Alongside the brilliant new Doctor Who Christmas episode, named The Snowmen, The BBC had a formidable festive schedule to unleash, and Call the Midwife was a big part of that. A couple of Downton fan-written reviews aside, the Christmas special was a triumphant success. "Call the Midwife certainly takes an affectionate view of Fifties Britain," continued the Telegraph's review, "But Heidi Thomas, Call the Midwife's creator and writer, never shies away from genuinely gritty - sometimes quite gruelling - storylines."
Jenny Agutter was awarded an OBE today for her philanthropic work for numerous charitable causes, The Daily Mail reports.
Perhaps most loved for her role in both the film and TV versions of The Railway Children, Agutter went on to forge a prosperous career in Hollywood before turning to star in U.K crime series Spooks. Her work as an actress has enabled her to support many charities, the latter work which today (Friday, October 19) was recognized in the form of an OBE. Speaking after the presentation, she said: 'It's lovely to be recognised for the work I've done. I think the charitable sector has a great many people who work voluntarily and I'm totally inspired by them and feel privileged to, in a way, have this honour on their behalf - there are a lot of people working very, very hard. But I'm in a position where, I guess, because of being an actress one's in the front line - that's what one has to use to draw people's attention often to charities."
The 59-year-old has been supporting organisations such as the Cystic Fibrosis Trust and Action For Children for many years. 'I work with a handful who are very, very important to me and the people I work with are extraordinary and really wonderful," she went onto explain.
Nick Fury is the director of law enforcement and espionage agency S.H.I.E.L.D, which deals with superhuman threats. One day, an unexpected enemy targets global security and safety. The problem is made known to Nick, who decides to assemble a team of the world's strongest superheroes to tackle this problem. starts looking all across the globe.
Continue: The Avengers Trailer
Nick Fury is the director of S.H.I.E.L.D, a law enforcement and espionage agency that deals with threats that can be perceived as superhuman. One such threat is made known to him one day, when an unexpected enemy targets global security and safety. Nick decides to assemble a team of the world's strongest superheroes to tackle this problem and starts looking all across the globe.
Continue: The Avengers Trailer

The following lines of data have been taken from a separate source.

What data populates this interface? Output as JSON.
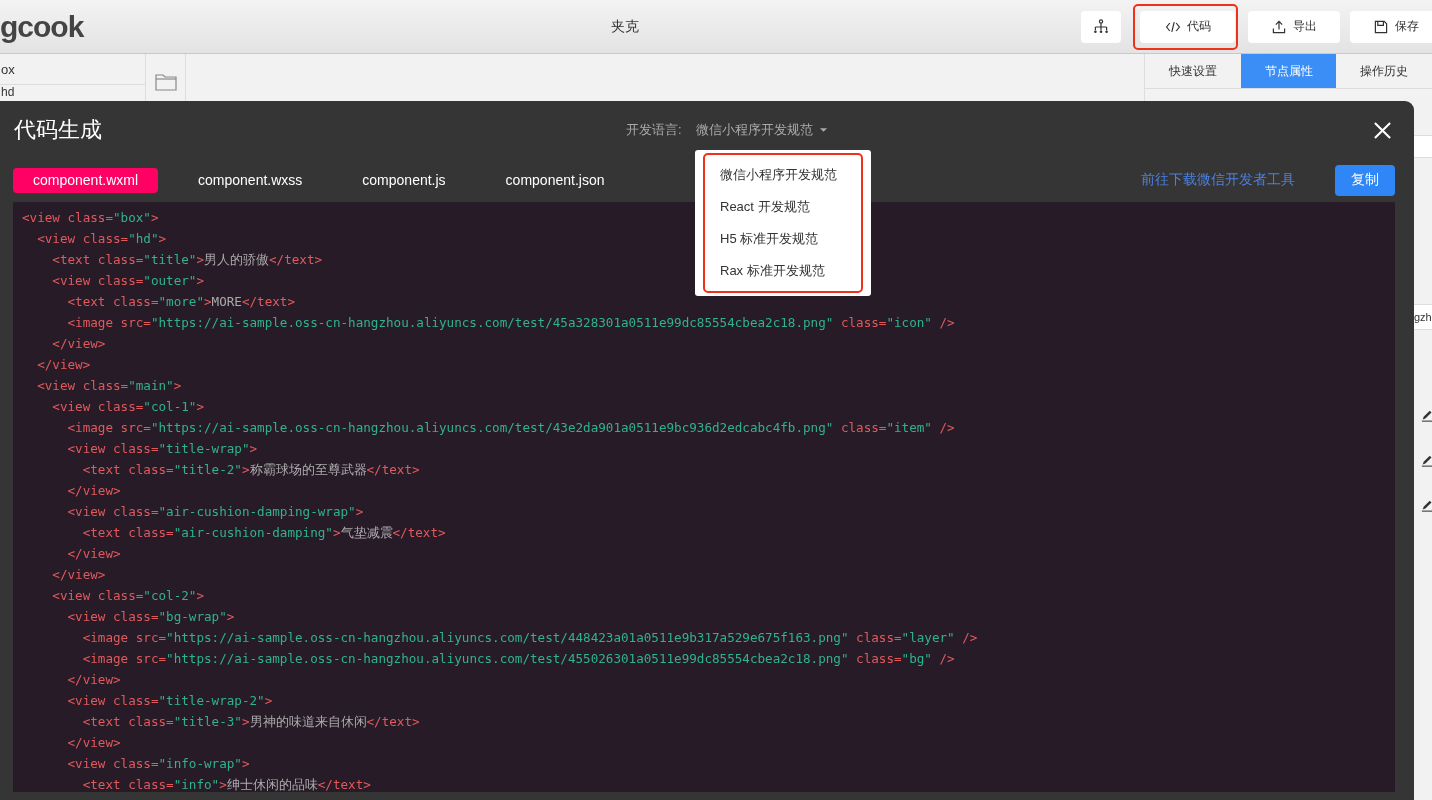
{
  "app_header": {
    "logo": "gcook",
    "title": "夹克",
    "actions": [
      {
        "kind": "icon",
        "highlighted": false
      },
      {
        "kind": "labelled",
        "label": "代码",
        "highlighted": true
      },
      {
        "kind": "labelled",
        "label": "导出",
        "highlighted": false
      },
      {
        "kind": "labelled",
        "label": "保存",
        "highlighted": false
      }
    ]
  },
  "layer_panel": {
    "items": [
      "ox",
      "hd"
    ]
  },
  "right_panel": {
    "tabs": [
      {
        "label": "快速设置",
        "selected": false
      },
      {
        "label": "节点属性",
        "selected": true
      },
      {
        "label": "操作历史",
        "selected": false
      }
    ],
    "field_value": "gzh"
  },
  "modal": {
    "title": "代码生成",
    "language_label": "开发语言:",
    "language_value": "微信小程序开发规范",
    "language_menu": {
      "highlighted": true,
      "items": [
        "微信小程序开发规范",
        "React 开发规范",
        "H5 标准开发规范",
        "Rax 标准开发规范"
      ]
    },
    "tabs": [
      {
        "label": "component.wxml",
        "selected": true
      },
      {
        "label": "component.wxss",
        "selected": false
      },
      {
        "label": "component.js",
        "selected": false
      },
      {
        "label": "component.json",
        "selected": false
      }
    ],
    "link": "前往下载微信开发者工具",
    "copy_button": "复制",
    "code_lines": [
      "<view class=\"box\">",
      "  <view class=\"hd\">",
      "    <text class=\"title\">男人的骄傲</text>",
      "    <view class=\"outer\">",
      "      <text class=\"more\">MORE</text>",
      "      <image src=\"https://ai-sample.oss-cn-hangzhou.aliyuncs.com/test/45a328301a0511e99dc85554cbea2c18.png\" class=\"icon\" />",
      "    </view>",
      "  </view>",
      "  <view class=\"main\">",
      "    <view class=\"col-1\">",
      "      <image src=\"https://ai-sample.oss-cn-hangzhou.aliyuncs.com/test/43e2da901a0511e9bc936d2edcabc4fb.png\" class=\"item\" />",
      "      <view class=\"title-wrap\">",
      "        <text class=\"title-2\">称霸球场的至尊武器</text>",
      "      </view>",
      "      <view class=\"air-cushion-damping-wrap\">",
      "        <text class=\"air-cushion-damping\">气垫减震</text>",
      "      </view>",
      "    </view>",
      "    <view class=\"col-2\">",
      "      <view class=\"bg-wrap\">",
      "        <image src=\"https://ai-sample.oss-cn-hangzhou.aliyuncs.com/test/448423a01a0511e9b317a529e675f163.png\" class=\"layer\" />",
      "        <image src=\"https://ai-sample.oss-cn-hangzhou.aliyuncs.com/test/455026301a0511e99dc85554cbea2c18.png\" class=\"bg\" />",
      "      </view>",
      "      <view class=\"title-wrap-2\">",
      "        <text class=\"title-3\">男神的味道来自休闲</text>",
      "      </view>",
      "      <view class=\"info-wrap\">",
      "        <text class=\"info\">绅士休闲的品味</text>"
    ]
  }
}
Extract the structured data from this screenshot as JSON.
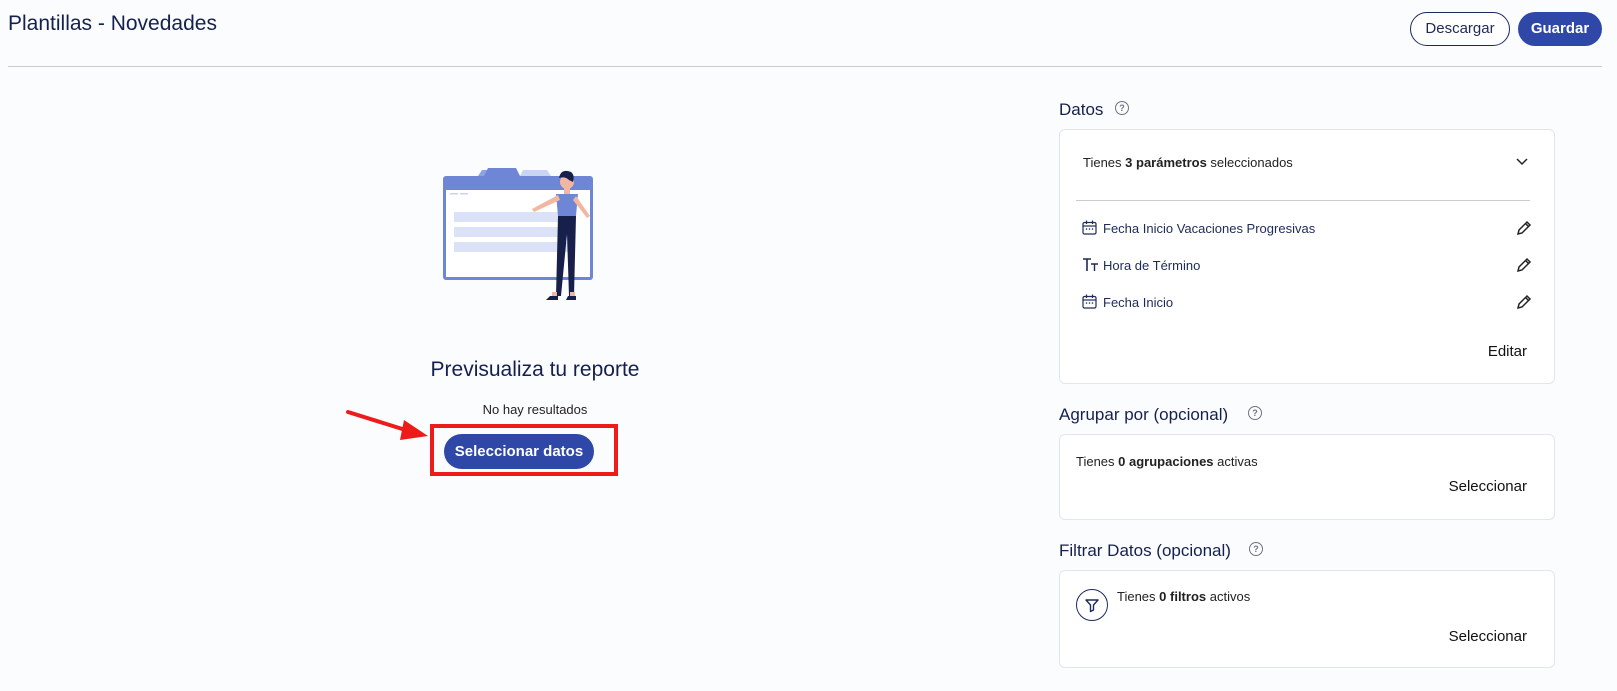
{
  "header": {
    "title": "Plantillas - Novedades",
    "download_label": "Descargar",
    "save_label": "Guardar"
  },
  "preview": {
    "title": "Previsualiza tu reporte",
    "empty_text": "No hay resultados",
    "select_button_label": "Seleccionar datos"
  },
  "datos": {
    "title": "Datos",
    "summary_prefix": "Tienes ",
    "summary_bold": "3 parámetros",
    "summary_suffix": " seleccionados",
    "params": [
      {
        "label": "Fecha Inicio Vacaciones Progresivas",
        "icon": "calendar-icon"
      },
      {
        "label": "Hora de Término",
        "icon": "text-type-icon"
      },
      {
        "label": "Fecha Inicio",
        "icon": "calendar-icon"
      }
    ],
    "edit_label": "Editar"
  },
  "agrupar": {
    "title": "Agrupar por (opcional)",
    "summary_prefix": "Tienes ",
    "summary_bold": "0 agrupaciones",
    "summary_suffix": " activas",
    "action_label": "Seleccionar"
  },
  "filtrar": {
    "title": "Filtrar Datos (opcional)",
    "summary_prefix": "Tienes ",
    "summary_bold": "0 filtros",
    "summary_suffix": " activos",
    "action_label": "Seleccionar"
  },
  "colors": {
    "primary": "#2f48a8",
    "title_text": "#16204f",
    "highlight": "#ee1b1b",
    "illustration_accent": "#6f86d6"
  }
}
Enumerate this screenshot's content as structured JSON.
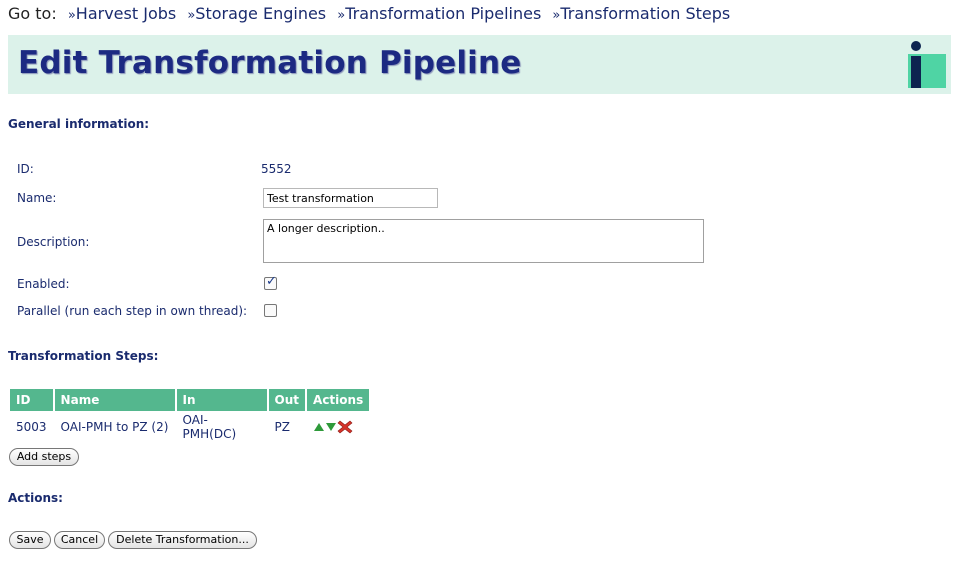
{
  "nav": {
    "goto_label": "Go to:",
    "links": [
      {
        "arrow": "»",
        "label": "Harvest Jobs"
      },
      {
        "arrow": "»",
        "label": "Storage Engines"
      },
      {
        "arrow": "»",
        "label": "Transformation Pipelines"
      },
      {
        "arrow": "»",
        "label": "Transformation Steps"
      }
    ]
  },
  "banner": {
    "title": "Edit Transformation Pipeline",
    "logo_icon": "info-logo-icon",
    "logo_letter": "i"
  },
  "general": {
    "heading": "General information:",
    "id_label": "ID:",
    "id_value": "5552",
    "name_label": "Name:",
    "name_value": "Test transformation",
    "description_label": "Description:",
    "description_value": "A longer description..",
    "enabled_label": "Enabled:",
    "enabled_checked": true,
    "parallel_label": "Parallel (run each step in own thread):",
    "parallel_checked": false
  },
  "steps": {
    "heading": "Transformation Steps:",
    "columns": [
      "ID",
      "Name",
      "In",
      "Out",
      "Actions"
    ],
    "rows": [
      {
        "id": "5003",
        "name": "OAI-PMH to PZ (2)",
        "in": "OAI-PMH(DC)",
        "out": "PZ",
        "actions": [
          "move-up-icon",
          "move-down-icon",
          "delete-icon"
        ]
      }
    ],
    "add_button": "Add steps"
  },
  "actions": {
    "heading": "Actions:",
    "save": "Save",
    "cancel": "Cancel",
    "delete": "Delete Transformation..."
  },
  "colors": {
    "banner_bg": "#dcf2ea",
    "header_bg": "#54b78e",
    "text": "#1a2b6e",
    "logo_accent": "#4fd4a4"
  }
}
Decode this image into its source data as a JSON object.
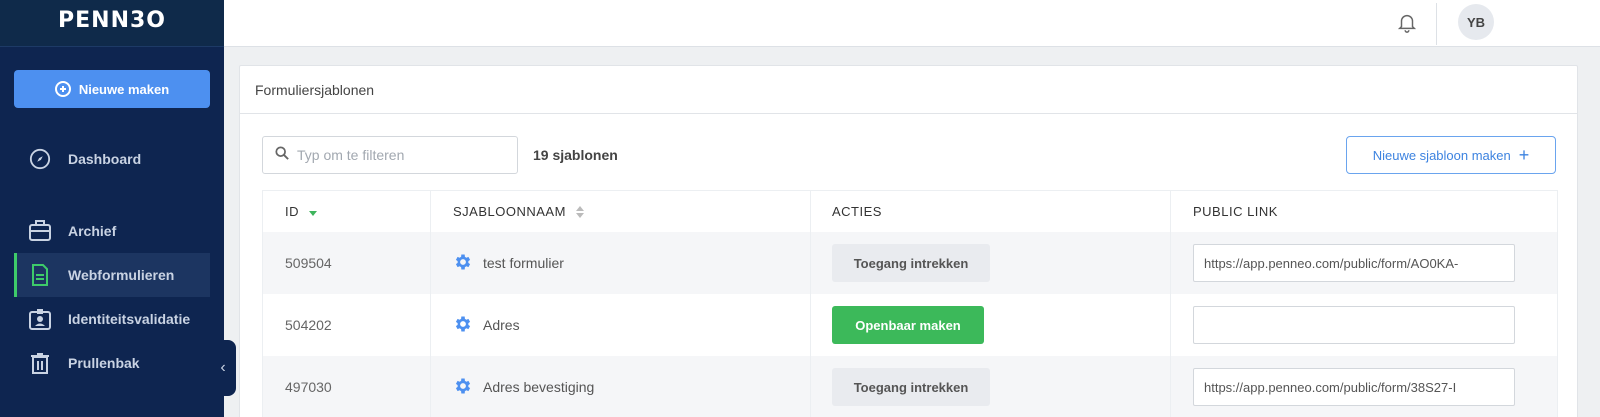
{
  "app": {
    "logo_text": "PENN3O",
    "new_button_label": "Nieuwe maken"
  },
  "sidebar": {
    "items": [
      {
        "label": "Dashboard",
        "icon": "compass-icon",
        "active": false
      },
      {
        "label": "Archief",
        "icon": "briefcase-icon",
        "active": false
      },
      {
        "label": "Webformulieren",
        "icon": "document-icon",
        "active": true
      },
      {
        "label": "Identiteitsvalidatie",
        "icon": "id-badge-icon",
        "active": false
      },
      {
        "label": "Prullenbak",
        "icon": "trash-icon",
        "active": false
      }
    ],
    "collapse_glyph": "‹"
  },
  "header": {
    "avatar_initials": "YB"
  },
  "card": {
    "title": "Formuliersjablonen",
    "filter_placeholder": "Typ om te filteren",
    "count_label": "19 sjablonen",
    "new_template_label": "Nieuwe sjabloon maken"
  },
  "table": {
    "columns": [
      "ID",
      "SJABLOONNAAM",
      "ACTIES",
      "PUBLIC LINK"
    ],
    "rows": [
      {
        "id": "509504",
        "name": "test formulier",
        "action": "Toegang intrekken",
        "action_type": "revoke",
        "link": "https://app.penneo.com/public/form/AO0KA-"
      },
      {
        "id": "504202",
        "name": "Adres",
        "action": "Openbaar maken",
        "action_type": "publish",
        "link": ""
      },
      {
        "id": "497030",
        "name": "Adres bevestiging",
        "action": "Toegang intrekken",
        "action_type": "revoke",
        "link": "https://app.penneo.com/public/form/38S27-I"
      }
    ]
  },
  "colors": {
    "sidebar_bg": "#0e2550",
    "primary_blue": "#4d90f0",
    "active_green": "#3ecb6a",
    "publish_green": "#3cb95a"
  }
}
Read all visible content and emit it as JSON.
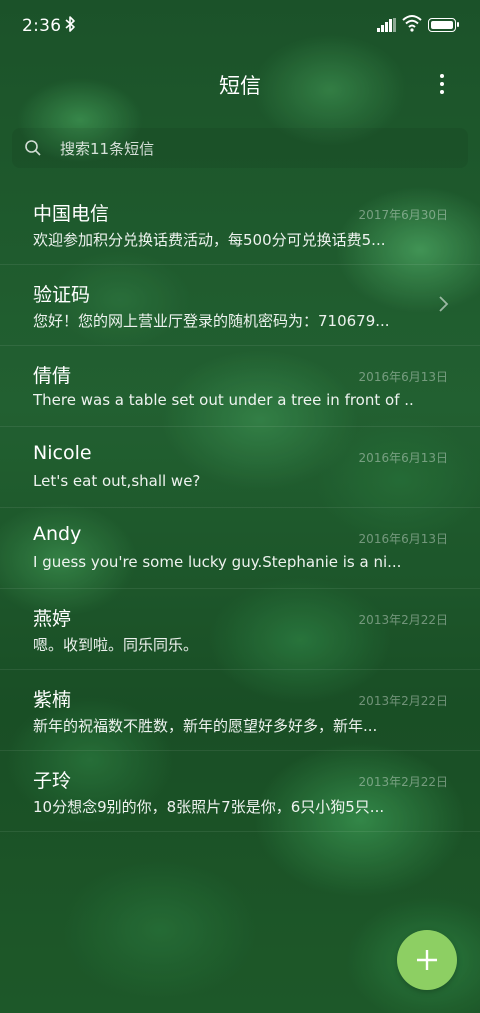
{
  "status": {
    "time": "2:36",
    "bluetooth_icon": "bluetooth-icon",
    "signal_icon": "signal-icon",
    "wifi_icon": "wifi-icon",
    "battery_icon": "battery-icon"
  },
  "header": {
    "title": "短信",
    "more_icon": "more-vert-icon"
  },
  "search": {
    "placeholder": "搜索11条短信",
    "icon": "search-icon"
  },
  "messages": [
    {
      "name": "中国电信",
      "date": "2017年6月30日",
      "preview": "欢迎参加积分兑换话费活动，每500分可兑换话费5..."
    },
    {
      "name": "验证码",
      "date": "",
      "preview": "您好！您的网上营业厅登录的随机密码为：710679...",
      "has_chevron": true
    },
    {
      "name": "倩倩",
      "date": "2016年6月13日",
      "preview": "There was a table set out under a tree in front of ..."
    },
    {
      "name": "Nicole",
      "date": "2016年6月13日",
      "preview": "Let's eat out,shall we?"
    },
    {
      "name": "Andy",
      "date": "2016年6月13日",
      "preview": "I guess you're some lucky guy.Stephanie is a ni..."
    },
    {
      "name": "燕婷",
      "date": "2013年2月22日",
      "preview": "嗯。收到啦。同乐同乐。"
    },
    {
      "name": "紫楠",
      "date": "2013年2月22日",
      "preview": "新年的祝福数不胜数，新年的愿望好多好多，新年..."
    },
    {
      "name": "子玲",
      "date": "2013年2月22日",
      "preview": "10分想念9别的你，8张照片7张是你，6只小狗5只..."
    }
  ],
  "fab": {
    "icon": "plus-icon",
    "color": "#8dcf63"
  }
}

Anne (Garai) is the adopted eldest daughter of powerful politician Alexander Keyes (Nighy) and his wife (Agutter), who went on to have two of their own children (Redmayne and Temple). It's the glorious summer of 1939, when Britain felt like it had averted conflict with Hitler, so when Anne stumbles on hints of a government conspiracy, she turns to a fellow actor (Bonneville) and her boyfriend (Cox) for help. But the mystery only deepens, compounded by a sinister Home Office official (Northam) and the distracting presence of her Aunt Elizabeth (Christie).
Continue reading: Glorious 39 Review
Gertrude Bell was a formidably intelligent British woman from the late 19th century whose travels...
This is the Marvel movie that divides the fans from the casual filmgoers, as the...
Steve Rogers has awoken after a deep sleep lasting 70 years following his fight with...
Following events during World War II and his confrontation with Nazi adversary the Red Skull,...
Nick Fury is the director of S.H.I.E.L.D, a law enforcement and espionage agency that deals...
Telling a story from a rarely examined period of British history, this pre-war drama is...